If you are dealing with the estate of someone who has died, you need to check whether any of the beneficiaries have been declared bankrupt. If you mistakenly distribute part of the estate to a bankrupt beneficiary, the trustee in bankruptcy could bring a claim against you to recover any money that they were not able to retrieve from the beneficiary.
As the executor or administrator of an estate, you have a duty to distribute the net estate to the right beneficiaries. Where someone has been declared bankrupt, their trustee in bankruptcy will take over their financial affairs.
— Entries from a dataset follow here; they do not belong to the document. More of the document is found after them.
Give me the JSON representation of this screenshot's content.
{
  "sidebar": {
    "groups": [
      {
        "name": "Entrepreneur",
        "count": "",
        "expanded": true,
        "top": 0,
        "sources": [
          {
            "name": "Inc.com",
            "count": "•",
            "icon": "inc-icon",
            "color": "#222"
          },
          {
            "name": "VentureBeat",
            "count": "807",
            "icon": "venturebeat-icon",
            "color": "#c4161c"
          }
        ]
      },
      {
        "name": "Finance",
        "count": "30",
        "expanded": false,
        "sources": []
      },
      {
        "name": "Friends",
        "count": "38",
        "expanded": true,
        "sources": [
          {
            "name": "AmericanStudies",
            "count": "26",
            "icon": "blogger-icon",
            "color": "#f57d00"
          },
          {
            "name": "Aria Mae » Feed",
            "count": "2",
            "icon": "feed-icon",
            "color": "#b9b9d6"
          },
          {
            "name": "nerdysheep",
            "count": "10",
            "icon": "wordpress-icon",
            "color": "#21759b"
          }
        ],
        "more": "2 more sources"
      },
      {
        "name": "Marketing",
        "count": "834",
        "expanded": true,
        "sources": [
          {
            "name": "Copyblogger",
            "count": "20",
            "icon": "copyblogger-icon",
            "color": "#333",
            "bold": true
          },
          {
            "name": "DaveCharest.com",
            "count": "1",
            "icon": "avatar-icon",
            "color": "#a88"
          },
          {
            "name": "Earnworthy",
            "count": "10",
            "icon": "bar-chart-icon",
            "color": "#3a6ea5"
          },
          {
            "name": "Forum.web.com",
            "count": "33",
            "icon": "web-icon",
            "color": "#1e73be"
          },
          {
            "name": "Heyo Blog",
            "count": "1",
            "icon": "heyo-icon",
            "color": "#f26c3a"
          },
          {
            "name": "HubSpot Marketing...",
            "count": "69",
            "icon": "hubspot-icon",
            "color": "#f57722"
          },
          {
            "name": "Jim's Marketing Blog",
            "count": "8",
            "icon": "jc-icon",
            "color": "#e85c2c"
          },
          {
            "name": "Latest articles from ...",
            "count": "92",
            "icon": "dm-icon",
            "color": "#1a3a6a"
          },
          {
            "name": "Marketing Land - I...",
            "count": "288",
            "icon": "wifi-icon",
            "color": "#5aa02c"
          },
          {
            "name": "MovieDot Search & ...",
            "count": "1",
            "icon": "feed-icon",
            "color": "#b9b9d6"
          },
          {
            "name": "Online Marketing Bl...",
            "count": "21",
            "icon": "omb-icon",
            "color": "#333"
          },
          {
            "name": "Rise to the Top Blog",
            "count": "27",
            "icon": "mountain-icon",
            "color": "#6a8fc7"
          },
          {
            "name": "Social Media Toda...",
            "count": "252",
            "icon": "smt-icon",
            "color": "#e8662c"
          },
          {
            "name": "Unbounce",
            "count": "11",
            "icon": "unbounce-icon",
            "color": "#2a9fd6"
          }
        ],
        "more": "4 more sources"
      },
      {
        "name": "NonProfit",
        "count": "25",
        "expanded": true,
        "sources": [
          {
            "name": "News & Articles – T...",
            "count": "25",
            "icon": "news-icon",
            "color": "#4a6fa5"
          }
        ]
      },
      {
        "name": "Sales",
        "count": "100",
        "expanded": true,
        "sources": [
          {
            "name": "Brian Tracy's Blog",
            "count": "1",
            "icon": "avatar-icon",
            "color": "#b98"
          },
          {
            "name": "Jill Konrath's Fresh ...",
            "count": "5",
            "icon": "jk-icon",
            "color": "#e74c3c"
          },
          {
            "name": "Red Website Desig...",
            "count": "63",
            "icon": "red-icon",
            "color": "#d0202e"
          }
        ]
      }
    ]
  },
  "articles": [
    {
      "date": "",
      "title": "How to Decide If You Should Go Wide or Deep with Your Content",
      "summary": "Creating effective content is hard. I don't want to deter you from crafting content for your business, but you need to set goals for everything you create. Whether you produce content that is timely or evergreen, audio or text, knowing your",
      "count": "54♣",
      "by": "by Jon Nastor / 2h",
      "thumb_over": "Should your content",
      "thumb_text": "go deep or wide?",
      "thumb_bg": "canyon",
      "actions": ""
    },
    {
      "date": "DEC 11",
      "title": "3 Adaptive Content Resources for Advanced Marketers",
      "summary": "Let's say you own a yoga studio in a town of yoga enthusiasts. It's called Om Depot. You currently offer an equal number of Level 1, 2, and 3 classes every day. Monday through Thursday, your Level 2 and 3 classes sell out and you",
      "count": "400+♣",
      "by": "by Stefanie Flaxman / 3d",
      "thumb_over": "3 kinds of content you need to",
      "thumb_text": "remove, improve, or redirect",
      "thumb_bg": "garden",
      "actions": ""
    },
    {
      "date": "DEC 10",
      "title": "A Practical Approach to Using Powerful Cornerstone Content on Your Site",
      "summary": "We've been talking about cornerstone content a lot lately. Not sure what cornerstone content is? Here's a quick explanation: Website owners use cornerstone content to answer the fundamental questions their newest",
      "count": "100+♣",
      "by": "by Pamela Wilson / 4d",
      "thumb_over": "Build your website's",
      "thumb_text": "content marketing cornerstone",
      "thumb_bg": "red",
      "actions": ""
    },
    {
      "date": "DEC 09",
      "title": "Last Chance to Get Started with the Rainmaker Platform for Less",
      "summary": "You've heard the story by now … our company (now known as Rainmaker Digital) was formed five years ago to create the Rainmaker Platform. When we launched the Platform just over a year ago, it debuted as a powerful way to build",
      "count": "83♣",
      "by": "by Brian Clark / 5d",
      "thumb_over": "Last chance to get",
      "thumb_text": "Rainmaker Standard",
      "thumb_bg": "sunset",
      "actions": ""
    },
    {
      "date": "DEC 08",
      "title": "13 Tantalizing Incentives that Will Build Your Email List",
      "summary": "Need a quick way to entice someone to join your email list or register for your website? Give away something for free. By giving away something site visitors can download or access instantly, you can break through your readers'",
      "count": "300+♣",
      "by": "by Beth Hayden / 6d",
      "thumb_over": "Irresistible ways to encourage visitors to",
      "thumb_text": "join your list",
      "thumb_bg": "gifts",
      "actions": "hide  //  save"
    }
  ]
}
Any income gained by the bankrupt individual during that period should be paid to the trustee.
The trustee will provide the bankrupt individual with living expenses and the remaining funds will be distributed to the creditors in order of preference.
When should an inheritance be paid to a trustee in bankruptcy?
If the individual in question was an undischarged bankrupt at the time of the deceased’s death or made bankrupt before the estate administration was finalised, the estate’s executor or administrator should pay their legacy directly to the trustee in bankruptcy.
If the amount passed to the trustee in bankruptcy exceeds the amount owed to creditors, then the remaining sum will be paid to the beneficiary by the trustee in bankruptcy.
Liability when a beneficiary is bankrupt
A bankrupt beneficiary is under a duty to declare their inheritance to the trustee in bankruptcy. Failure to do this is an offence.
The executors or administrators also have a duty to ensure that money from the estate is paid to the correct person.
If the executors or administrators were to pay the inheritance to a bankrupt beneficiary and the trustee in bankruptcy was not able to recover the full sum, they could make a claim against the executors or administrators, who could be held personally liable for repaying the money as well as the trustee in bankruptcy’s legal costs in recovering it.
To avoid liability for paying it to a bankrupt beneficiary, a bankruptcy search should be carried out before payment is made.
Dealing with an estate after a death can be complex. Our probate solicitors represent executors and administrators, ensuring that the paperwork, such as HM Revenue & Customs forms, probate applications and estate accounts are correct. We also always carry out bankruptcy searches to make sure that beneficiaries are entitled to receive the sums paid to them.
If you would like to speak to one of our experts, ring us on 0800 781 6658 or email us at email@example.com.